An exact copy of every record is needed, with all pictures omitted.

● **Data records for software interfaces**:

[Start of Attachment]

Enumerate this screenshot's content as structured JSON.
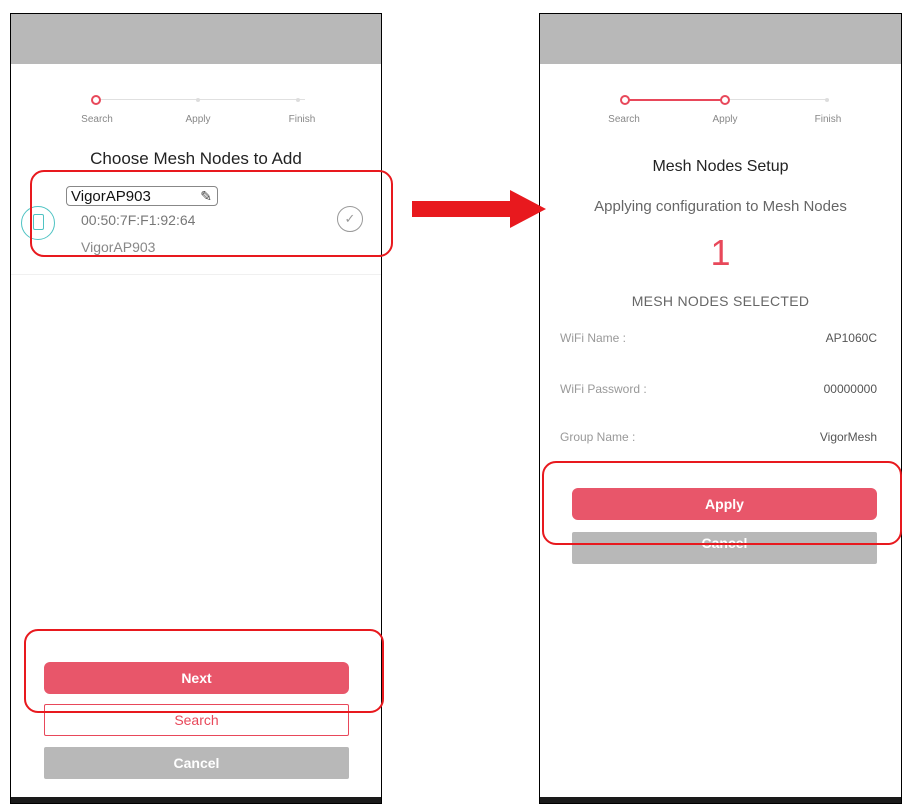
{
  "left_screen": {
    "stepper": [
      {
        "label": "Search",
        "state": "active"
      },
      {
        "label": "Apply",
        "state": "pending"
      },
      {
        "label": "Finish",
        "state": "pending"
      }
    ],
    "title": "Choose Mesh Nodes to Add",
    "device": {
      "name": "VigorAP903",
      "mac": "00:50:7F:F1:92:64",
      "model": "VigorAP903",
      "icon": "device-plug-icon",
      "edit_icon": "pencil-icon",
      "select_icon": "check-circle-icon"
    },
    "buttons": {
      "next": "Next",
      "search": "Search",
      "cancel": "Cancel"
    }
  },
  "right_screen": {
    "stepper": [
      {
        "label": "Search",
        "state": "done"
      },
      {
        "label": "Apply",
        "state": "active"
      },
      {
        "label": "Finish",
        "state": "pending"
      }
    ],
    "title": "Mesh Nodes Setup",
    "subtitle": "Applying configuration to Mesh Nodes",
    "count": "1",
    "count_caption": "MESH NODES SELECTED",
    "info": [
      {
        "label": "WiFi Name :",
        "value": "AP1060C"
      },
      {
        "label": "WiFi Password :",
        "value": "00000000"
      },
      {
        "label": "Group Name :",
        "value": "VigorMesh"
      }
    ],
    "buttons": {
      "apply": "Apply",
      "cancel": "Cancel"
    }
  },
  "colors": {
    "accent": "#e8485a",
    "highlight": "#e8191e",
    "statusbar": "#b8b8b8",
    "device_icon": "#4fc3c3"
  }
}
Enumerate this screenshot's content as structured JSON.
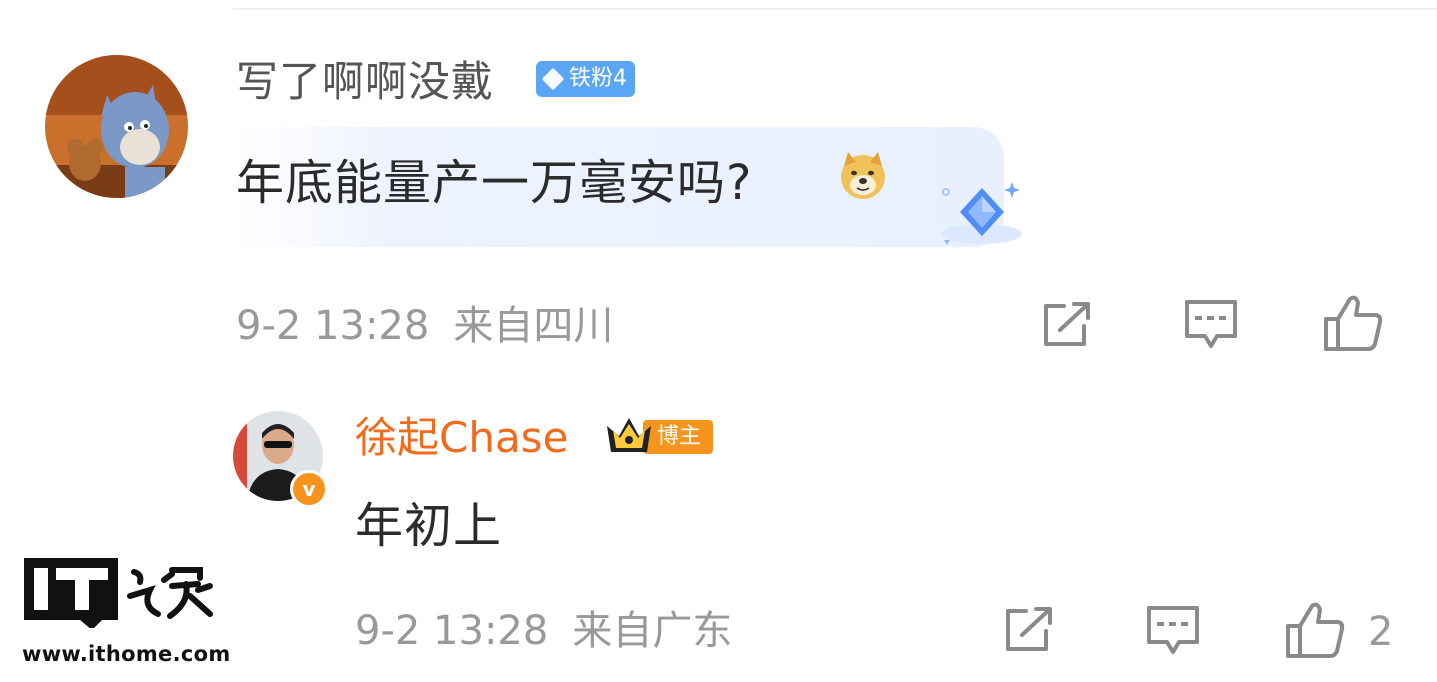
{
  "comment": {
    "user_name": "写了啊啊没戴",
    "fan_badge": "铁粉4",
    "text": "年底能量产一万毫安吗?",
    "emoji_icon": "doge-emoji-icon",
    "timestamp": "9-2 13:28",
    "location": "来自四川",
    "like_count": ""
  },
  "reply": {
    "user_name": "徐起Chase",
    "role_badge": "博主",
    "text": "年初上",
    "timestamp": "9-2 13:28",
    "location": "来自广东",
    "like_count": "2"
  },
  "actions": {
    "share_icon": "share-icon",
    "comment_icon": "comment-icon",
    "like_icon": "thumbs-up-icon"
  },
  "watermark": {
    "logo": "IT之家",
    "url": "www.ithome.com"
  },
  "colors": {
    "blogger_name": "#f26a1b",
    "fan_badge_bg": "#5aa6f5",
    "meta_text": "#999999",
    "bubble_bg": "#eef3ff"
  }
}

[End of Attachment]

● **TASK OUTPUT**:
Enumerate this screenshot's content as structured JSON.
{
  "left_screen": {
    "stepper": [
      {
        "label": "Search",
        "state": "active"
      },
      {
        "label": "Apply",
        "state": "pending"
      },
      {
        "label": "Finish",
        "state": "pending"
      }
    ],
    "title": "Choose Mesh Nodes to Add",
    "device": {
      "name": "VigorAP903",
      "mac": "00:50:7F:F1:92:64",
      "model": "VigorAP903",
      "icon": "device-plug-icon",
      "edit_icon": "pencil-icon",
      "select_icon": "check-circle-icon"
    },
    "buttons": {
      "next": "Next",
      "search": "Search",
      "cancel": "Cancel"
    }
  },
  "right_screen": {
    "stepper": [
      {
        "label": "Search",
        "state": "done"
      },
      {
        "label": "Apply",
        "state": "active"
      },
      {
        "label": "Finish",
        "state": "pending"
      }
    ],
    "title": "Mesh Nodes Setup",
    "subtitle": "Applying configuration to Mesh Nodes",
    "count": "1",
    "count_caption": "MESH NODES SELECTED",
    "info": [
      {
        "label": "WiFi Name :",
        "value": "AP1060C"
      },
      {
        "label": "WiFi Password :",
        "value": "00000000"
      },
      {
        "label": "Group Name :",
        "value": "VigorMesh"
      }
    ],
    "buttons": {
      "apply": "Apply",
      "cancel": "Cancel"
    }
  },
  "colors": {
    "accent": "#e8485a",
    "highlight": "#e8191e",
    "statusbar": "#b8b8b8",
    "device_icon": "#4fc3c3"
  }
}
Enumerate this screenshot's content as structured JSON.
{
  "comment": {
    "user_name": "写了啊啊没戴",
    "fan_badge": "铁粉4",
    "text": "年底能量产一万毫安吗?",
    "emoji_icon": "doge-emoji-icon",
    "timestamp": "9-2 13:28",
    "location": "来自四川",
    "like_count": ""
  },
  "reply": {
    "user_name": "徐起Chase",
    "role_badge": "博主",
    "text": "年初上",
    "timestamp": "9-2 13:28",
    "location": "来自广东",
    "like_count": "2"
  },
  "actions": {
    "share_icon": "share-icon",
    "comment_icon": "comment-icon",
    "like_icon": "thumbs-up-icon"
  },
  "watermark": {
    "logo": "IT之家",
    "url": "www.ithome.com"
  },
  "colors": {
    "blogger_name": "#f26a1b",
    "fan_badge_bg": "#5aa6f5",
    "meta_text": "#999999",
    "bubble_bg": "#eef3ff"
  }
}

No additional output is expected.